An inexpensive way to preserve trademark rights and enforce trademarks is by sending trademark cease and desist letters to alleged trademark infringement.
There are several ways trademark owners can enforce their trademark rights from picking up the phone and calling alleged infringer or filing a federal trademark lawsuit. The most common enforcement mechanism is sending a cease and desist letter.
Sample header of a trademark cease and desist letter
Benefits of Sending a Trademark Cease and Desist Letter
The main benefit of sending a trademark cease and desist letter to an alleged infringer is it puts the infringer on notice that they are infringing on someone’s trademark rights. In many cases, companies and entrepreneurs who infringe third party trademark rights do so accidentally. They may have not conducted a trademark search (or ignored the search results), or maybe their search missed an important trademark. A company accused of trademark infringement, that they did not even know was occurring, often agree to stop use of the trademark or phase it out once they are put on notice of the alleged infringement.
Even if the company receiving the trademark cease and desist letter does not immediately agree to stop using the alleged infringing trademark, sending a cease and desist letter preserves a documented paper trail of alleged trademark infringement. It is important to enforce trademark rights, and when a company does not go after a trademark infringer relatively quickly, they risk losing their ability to enforce their trademark rights in the future based on a laches defense.
What to Include in Trademark Cease and Desist Letters
Trademark attorneys each have individual styles in drafting and sending trademark cease and desist letters, however, all cease and desist letters must include several important facts. The three most important things to include are: 1) description of the trademark rights of the proper trademark owner; 2) how the use of the infringing trademark infringes on the rights of the rightful trademark owner; and 3) a request the alleged infringer cease and desist all use of the infringing trademark.
The first thing to include is what trademark owned by the company sending the letter is being infringed on and what rights does the company have for that trademark.
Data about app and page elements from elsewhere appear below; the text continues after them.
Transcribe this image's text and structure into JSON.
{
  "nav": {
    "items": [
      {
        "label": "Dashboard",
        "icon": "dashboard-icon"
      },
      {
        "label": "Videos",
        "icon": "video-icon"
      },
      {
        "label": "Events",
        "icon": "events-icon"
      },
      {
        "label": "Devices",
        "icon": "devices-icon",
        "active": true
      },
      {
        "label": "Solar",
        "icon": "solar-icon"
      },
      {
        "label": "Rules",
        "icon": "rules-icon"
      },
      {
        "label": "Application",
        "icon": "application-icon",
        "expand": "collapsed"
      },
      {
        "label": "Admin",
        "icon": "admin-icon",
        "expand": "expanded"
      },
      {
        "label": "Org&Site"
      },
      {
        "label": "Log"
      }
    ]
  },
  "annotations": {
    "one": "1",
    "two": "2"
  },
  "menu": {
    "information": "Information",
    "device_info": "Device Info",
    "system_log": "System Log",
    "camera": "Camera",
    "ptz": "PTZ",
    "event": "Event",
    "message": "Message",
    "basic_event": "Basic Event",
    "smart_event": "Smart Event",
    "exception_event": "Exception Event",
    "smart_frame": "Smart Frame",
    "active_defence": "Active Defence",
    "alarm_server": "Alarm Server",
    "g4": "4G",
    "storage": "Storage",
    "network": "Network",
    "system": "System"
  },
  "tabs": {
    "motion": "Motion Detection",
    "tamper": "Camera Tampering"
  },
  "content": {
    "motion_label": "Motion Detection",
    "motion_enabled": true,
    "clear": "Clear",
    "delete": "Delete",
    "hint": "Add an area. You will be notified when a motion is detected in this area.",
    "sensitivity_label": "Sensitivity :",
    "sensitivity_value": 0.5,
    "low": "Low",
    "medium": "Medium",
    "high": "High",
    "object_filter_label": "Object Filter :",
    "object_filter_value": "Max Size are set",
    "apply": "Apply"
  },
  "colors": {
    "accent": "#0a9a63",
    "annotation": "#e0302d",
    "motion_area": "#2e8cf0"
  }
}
For example, “Company X owns a federal trademark registration for ACME, Reg. No. 555, and has used the trademark for ten years in connection with anvils.”
The second important part to any cease and desist letter is to describe the infringing trademark being used by the alleged infringer. Following on the example above, “Company Z’s use of ACME in connection with its new anvil products infringes Company X’s trademark rights to ACME because a, b and c reasons.”
After establishing the trademark rights that are being infringed and how they are being infringed, it is common to ask the alleged infringer to cease and desist all activity regarding the infringing trademark. Most people or companies receiving a cease and desist letter will want to know more and may respond in writing or with a phone call. Ideally, the company receiving the letter will be persuaded to stop the alleged trademark infringement after some cordial back and forth.
Things to Keep in Mind
When sending out trademark cease and desist letters, there are several things trademark lawyers (or non-lawyers) need to be aware of, most importantly, who is sending and who is receiving the trademark cease and desist letter. Is a large corporation sending the letter to another large corporation who has in-house lawyers to deal with the issue? Is the letter from two small businesses in intense competition with each other? Is it from in-house trademark counsel at a corporation to a small business with only one employee? In other words, trademark lawyers need to be aware of who is going to open and read their cease and desist letter.
For example, when a multi-billion dollar corporation sends a threatening cease and desist letter with a serious tone to a stay at home mom who started selling jewelry online under a trademark that infringes the multi-billion dollar company, she may feel justifiably bullied and publish the letter online where the internent mobs will share it all around creating negative publicity. Whereas, if she received a phone call first and then a softer cease and desist letter based on the phone call, she may be more cooperative to the demands of the letter.
As mentioned above, the internet has given everyone the ability to publish anything online, including cease and desist letters. So trademark attorneys and people drafting cease and desist letters should never send a letter they would not defend if it was published online. This is especially important for trademark counsel representing large corporations who may be viewed as bullying small mom and pop type stores.
Do you have any question about trademark cease and desist letters or want an attorney to draft and send one on your behalf? Feel free to contact us for a free trademark consultation today!